Pyrrho is often remembered as the founder of the “skeptics.” He was a painter from Elis before studying under the “naked sages” of India as well as the Persian Magi. Diogenes Laertius says of Pyrrho: “…he seems to have adopted a profoundly noble philosophy, having introduced the notion of inability to attain conviction and that of suspension of judgment” (Book IX.61). He spent long periods of time alone in isolation and some of his paintings were still hanging at the gymnasium of Elis during Diogenes’s day.
Diogenes suggests Pyrrho lived a life consistent with his doctrine (a criteria which he seems to praise with regard to the genre of biography). He distrusted the evidence of his senses and he exercised considerable forethought in his daily life. He was a skilled dialectician and was honored in his home city with a priesthood -he was also exempt from taxation as a philosopher. He lived to about age ninety.
Pyrrho was the first among the Skeptics. Per Diogenes: “The Skeptics, then, devoted themselves to overturning all the dogmas of the schools, while they themselves affirmed nothing dogmatically” (Book IX.74). Their popular phrase was “We Determine Nothing.” Diogenes spends considerable effort discoursing on the succeeding Skeptics and their ten “modes.” He concludes the chapter by noting differing perspectives on the Skeptics: some say impassivity was the goal, while others say gentleness was their goal.
For this reading I used the ‘Compact Edition’ of the Lives of the Eminent Philosophers by Diogenes Laertes translated by Pamela Mensch and edited by James Miller.

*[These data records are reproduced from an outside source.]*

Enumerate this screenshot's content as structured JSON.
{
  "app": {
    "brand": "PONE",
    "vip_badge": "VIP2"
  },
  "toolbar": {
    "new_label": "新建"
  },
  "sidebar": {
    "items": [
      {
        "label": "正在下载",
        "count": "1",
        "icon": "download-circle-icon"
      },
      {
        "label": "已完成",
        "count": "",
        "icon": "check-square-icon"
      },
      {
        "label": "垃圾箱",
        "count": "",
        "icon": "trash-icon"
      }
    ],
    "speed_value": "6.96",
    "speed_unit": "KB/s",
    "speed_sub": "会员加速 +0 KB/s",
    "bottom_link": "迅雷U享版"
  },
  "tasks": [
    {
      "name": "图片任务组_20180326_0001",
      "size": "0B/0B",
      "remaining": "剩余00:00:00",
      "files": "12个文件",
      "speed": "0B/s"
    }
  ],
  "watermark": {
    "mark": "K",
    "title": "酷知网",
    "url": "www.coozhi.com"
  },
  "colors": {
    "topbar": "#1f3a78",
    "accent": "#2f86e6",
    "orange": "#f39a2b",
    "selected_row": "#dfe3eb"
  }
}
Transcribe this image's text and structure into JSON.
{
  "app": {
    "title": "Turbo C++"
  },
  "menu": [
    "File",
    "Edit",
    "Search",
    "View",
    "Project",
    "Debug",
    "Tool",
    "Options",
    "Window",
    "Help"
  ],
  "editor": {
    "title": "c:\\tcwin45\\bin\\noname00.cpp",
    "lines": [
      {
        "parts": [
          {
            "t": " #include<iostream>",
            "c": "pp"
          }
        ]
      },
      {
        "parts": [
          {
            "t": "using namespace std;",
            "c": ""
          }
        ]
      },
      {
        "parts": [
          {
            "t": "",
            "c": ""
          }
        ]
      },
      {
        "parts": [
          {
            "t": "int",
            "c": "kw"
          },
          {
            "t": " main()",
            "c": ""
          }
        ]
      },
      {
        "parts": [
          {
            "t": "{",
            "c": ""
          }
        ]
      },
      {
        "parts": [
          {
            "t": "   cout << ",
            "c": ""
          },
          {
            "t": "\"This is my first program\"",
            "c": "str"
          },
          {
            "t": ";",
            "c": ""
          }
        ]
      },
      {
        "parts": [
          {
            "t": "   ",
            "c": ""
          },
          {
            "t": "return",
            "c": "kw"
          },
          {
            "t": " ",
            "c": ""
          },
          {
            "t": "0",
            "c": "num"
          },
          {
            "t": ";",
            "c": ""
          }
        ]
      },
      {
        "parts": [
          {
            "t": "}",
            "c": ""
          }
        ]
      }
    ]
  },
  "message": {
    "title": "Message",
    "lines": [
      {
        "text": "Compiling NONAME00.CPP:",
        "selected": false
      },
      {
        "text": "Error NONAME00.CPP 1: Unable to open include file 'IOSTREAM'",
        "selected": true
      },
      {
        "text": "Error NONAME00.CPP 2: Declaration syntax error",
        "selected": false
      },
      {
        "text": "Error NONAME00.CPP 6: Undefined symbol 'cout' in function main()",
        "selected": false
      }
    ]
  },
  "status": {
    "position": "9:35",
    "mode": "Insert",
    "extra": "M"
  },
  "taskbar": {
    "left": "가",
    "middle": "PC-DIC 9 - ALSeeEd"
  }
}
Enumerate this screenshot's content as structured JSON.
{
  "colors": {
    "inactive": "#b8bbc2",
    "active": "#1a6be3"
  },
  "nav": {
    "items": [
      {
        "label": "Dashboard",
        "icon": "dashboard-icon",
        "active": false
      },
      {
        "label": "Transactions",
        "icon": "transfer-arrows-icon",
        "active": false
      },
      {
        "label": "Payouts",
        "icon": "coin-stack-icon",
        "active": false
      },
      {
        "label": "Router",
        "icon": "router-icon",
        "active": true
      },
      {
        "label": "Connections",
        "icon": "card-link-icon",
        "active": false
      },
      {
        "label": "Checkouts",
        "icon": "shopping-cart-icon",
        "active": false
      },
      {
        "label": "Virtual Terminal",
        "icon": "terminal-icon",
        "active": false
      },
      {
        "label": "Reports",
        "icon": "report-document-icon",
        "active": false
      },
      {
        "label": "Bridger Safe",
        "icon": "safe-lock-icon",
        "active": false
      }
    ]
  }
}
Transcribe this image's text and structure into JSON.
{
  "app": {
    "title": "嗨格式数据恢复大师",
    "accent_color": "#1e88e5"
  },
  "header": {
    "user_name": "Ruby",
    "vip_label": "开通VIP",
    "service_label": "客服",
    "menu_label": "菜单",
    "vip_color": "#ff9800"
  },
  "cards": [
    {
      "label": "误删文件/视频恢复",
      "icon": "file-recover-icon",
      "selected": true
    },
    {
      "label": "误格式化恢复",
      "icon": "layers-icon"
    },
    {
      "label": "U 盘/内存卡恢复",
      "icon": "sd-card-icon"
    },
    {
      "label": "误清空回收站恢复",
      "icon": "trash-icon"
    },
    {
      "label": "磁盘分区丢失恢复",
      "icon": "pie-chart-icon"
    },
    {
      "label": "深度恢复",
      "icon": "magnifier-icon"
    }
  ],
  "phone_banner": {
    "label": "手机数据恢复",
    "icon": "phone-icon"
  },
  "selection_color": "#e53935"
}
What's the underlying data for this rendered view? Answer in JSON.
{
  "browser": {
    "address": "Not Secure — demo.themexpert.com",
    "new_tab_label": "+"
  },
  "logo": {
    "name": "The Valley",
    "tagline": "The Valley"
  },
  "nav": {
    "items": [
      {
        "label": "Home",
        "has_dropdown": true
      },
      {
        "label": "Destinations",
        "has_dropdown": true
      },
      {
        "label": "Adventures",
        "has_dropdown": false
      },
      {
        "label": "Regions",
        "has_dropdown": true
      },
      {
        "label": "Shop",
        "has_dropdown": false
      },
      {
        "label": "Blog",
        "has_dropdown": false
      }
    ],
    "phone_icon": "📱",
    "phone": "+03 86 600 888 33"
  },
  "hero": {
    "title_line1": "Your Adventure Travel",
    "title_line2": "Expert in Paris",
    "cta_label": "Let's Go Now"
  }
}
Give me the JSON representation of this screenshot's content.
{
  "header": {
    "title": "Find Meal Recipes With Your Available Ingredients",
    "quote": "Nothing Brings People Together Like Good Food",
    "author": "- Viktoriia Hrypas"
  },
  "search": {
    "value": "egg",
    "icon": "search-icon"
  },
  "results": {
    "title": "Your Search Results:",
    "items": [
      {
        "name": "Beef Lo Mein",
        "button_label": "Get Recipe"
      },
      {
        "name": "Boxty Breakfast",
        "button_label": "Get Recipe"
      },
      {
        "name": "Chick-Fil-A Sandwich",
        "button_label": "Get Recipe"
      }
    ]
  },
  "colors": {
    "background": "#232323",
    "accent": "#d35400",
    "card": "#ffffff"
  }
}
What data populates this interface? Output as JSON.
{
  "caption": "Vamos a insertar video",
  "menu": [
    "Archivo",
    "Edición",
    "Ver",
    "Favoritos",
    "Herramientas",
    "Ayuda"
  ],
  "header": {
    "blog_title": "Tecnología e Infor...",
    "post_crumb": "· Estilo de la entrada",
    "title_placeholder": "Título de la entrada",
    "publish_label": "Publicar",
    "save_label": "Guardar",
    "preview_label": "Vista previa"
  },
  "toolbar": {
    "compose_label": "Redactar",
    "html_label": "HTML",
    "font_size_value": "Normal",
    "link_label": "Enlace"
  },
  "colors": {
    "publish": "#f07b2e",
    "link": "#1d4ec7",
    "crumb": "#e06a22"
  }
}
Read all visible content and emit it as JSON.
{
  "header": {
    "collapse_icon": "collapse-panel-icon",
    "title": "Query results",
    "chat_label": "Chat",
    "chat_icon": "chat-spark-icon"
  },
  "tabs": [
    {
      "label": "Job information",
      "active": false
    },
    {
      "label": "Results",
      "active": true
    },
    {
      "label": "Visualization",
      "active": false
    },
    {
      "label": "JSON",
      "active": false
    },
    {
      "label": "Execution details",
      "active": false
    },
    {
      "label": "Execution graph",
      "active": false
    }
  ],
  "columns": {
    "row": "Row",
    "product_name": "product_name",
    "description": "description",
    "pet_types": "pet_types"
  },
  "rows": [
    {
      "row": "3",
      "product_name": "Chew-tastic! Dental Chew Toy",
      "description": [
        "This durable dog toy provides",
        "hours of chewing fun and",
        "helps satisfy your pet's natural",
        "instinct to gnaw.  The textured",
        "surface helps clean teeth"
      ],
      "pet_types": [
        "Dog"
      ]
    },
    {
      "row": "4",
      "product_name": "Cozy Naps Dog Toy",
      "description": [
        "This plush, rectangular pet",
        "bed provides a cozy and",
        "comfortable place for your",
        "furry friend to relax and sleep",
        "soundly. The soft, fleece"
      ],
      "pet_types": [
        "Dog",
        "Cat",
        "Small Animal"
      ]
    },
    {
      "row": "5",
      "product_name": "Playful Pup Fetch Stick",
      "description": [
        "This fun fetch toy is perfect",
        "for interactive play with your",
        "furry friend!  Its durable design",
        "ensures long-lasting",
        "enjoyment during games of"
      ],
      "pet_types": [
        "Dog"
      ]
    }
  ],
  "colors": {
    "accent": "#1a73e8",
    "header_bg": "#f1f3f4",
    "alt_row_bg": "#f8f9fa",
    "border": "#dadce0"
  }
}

In the preface to the Compact Edition the editors note: “Our common goal has been to make Lives as accessible as possible to English-speaking readers -and at the same time to convey some of the essential strangeness of what philosophy once was, in hopes that readers may wonder anew at what philosophy might yet become” (xiii).